The manual handling of the product and use of smaller, less industrial equipment allows the company to exercise control over the cooking temperature, as well as the taste and appearance of the product.
“We know there is sophisticated, industrial equipment on the market but we have a philosophy that if the equipment interferes with our quality standards then we will continue to do it by hand, despite the labour involved,” Organics Bubs director Anthony Gauldi said.
The innovative format of the baby food, being snap frozen, is also central to the company’s focus on nutrition and safety.
Having started manufacturing in May this year, Organic Bubs is currently the only company in Australia offering snap-frozen meals.
Frozen ready meals in the adult food category have been around for years, though have been slow to be taken up by Australian manufacturers in the baby food market given the perception by consumers that frozen is not healthy because it is not fresh.

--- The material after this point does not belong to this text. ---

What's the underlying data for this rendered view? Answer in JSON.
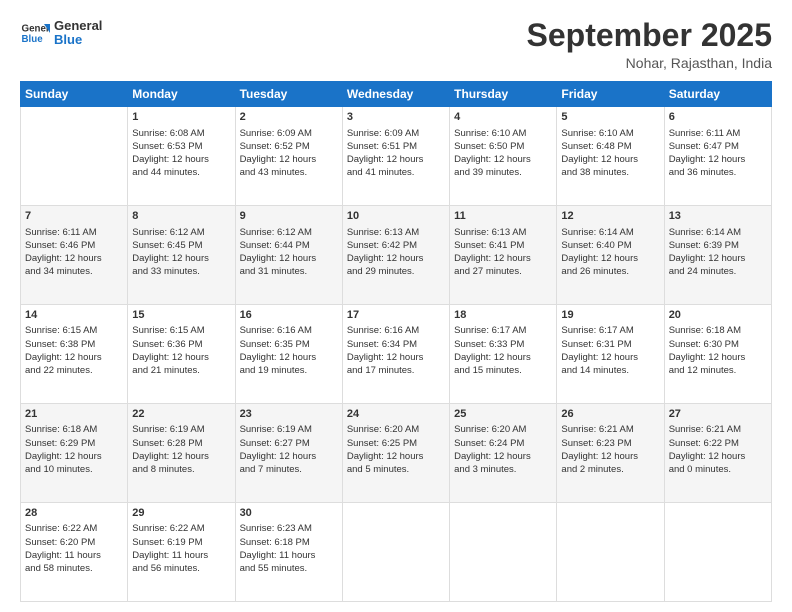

Organics Bubs, on the other hand, believe that frozen is better than most fresh processing.
“If you can get fresh produce, process it straight away and blast freeze it, you can preserve the colour of the product, its nutrient content and its shelf life,” Gualdi said.
Blast freezing involves bringing down the temperature of the cooked food rapidly, from approximately 80 degrees to -22 degrees.
After cooking the product in steam injected kettles, the mix is put through a mouli to ensure there are no lumps in the product that the baby will not be able to swallow, and it is then manually scooped into PP5-grade plastic tubs.
One of the main benefits of steam injection cooking is that the product can be cooked at lower temperatures as it is cooked evenly throughout the whole pot and agitates as it goes.
“Making sure the food is not heated to high levels is essential to ensure more nutrients are kept in,” Gualdi said.
This method differs to that used by parents at home, as cooking on a stove involves heating food from the bottom up, but the end result — in terms of the taste, appearance and nutritional quality of the food — is similar due to Organic Bub’s hands-on approach.
Shelf-stable baby food
Heinz Australia, Australia’s leading baby food manufacturer comprising 78.9% of the wet baby food market, says its food recipes and the way they are developed also resemble home-made methods.
The company develops its recipes in 2kg pots which are only moved to 2000kg kettles for production once they have met its taste and nutritional standards.
Heinz employs a batch cooking method using continuous steam injection, with a specific volume of the recipe being cooked before being filled into individual vacuum-sealed glass jars.
A retorting process is then employed to finish the cooking and seal in jars.
Unlike conventional retort cooking, which often involves high-pressure steam to cook the product inside a can or jar and can result in over-cooking, the fact that most of the cooking is done in a kettle before filling results in the retorting process being less severe and helps to retain nutrients.
“Batch cooking ensures a high level of accuracy and control through carefully monitoring recipe preparation as well as ingredients and packaging components,” a Heinz spokesperson said.
The product is sealed in air-tight jars which preserves the product without adding anything artificial and prevents microbial contamination.
If stored in a cool, dry cupboard or pantry, the jarred baby food is shelf stable for at least three years.
The health and wellness trend has lead to new product development at Heinz under its Pure Start program.
Products in this range contain fresh produce, meat and grains, no preservatives, salt, colours or artificial flavours and now include varieties such as organics and vegetarian.
Consumer and retailer demand for less processed, more natural, and yet convenient baby food has resulted in a trend towards simple, conventional processing methods to ensure products retain high levels of nutrition and safety.
The types of baby food on offer will continue to evolve in line with consumer perceptions and tastes, and food manufacturers will continue to search for the best methods of meeting these demands, even if that involves less and less processing.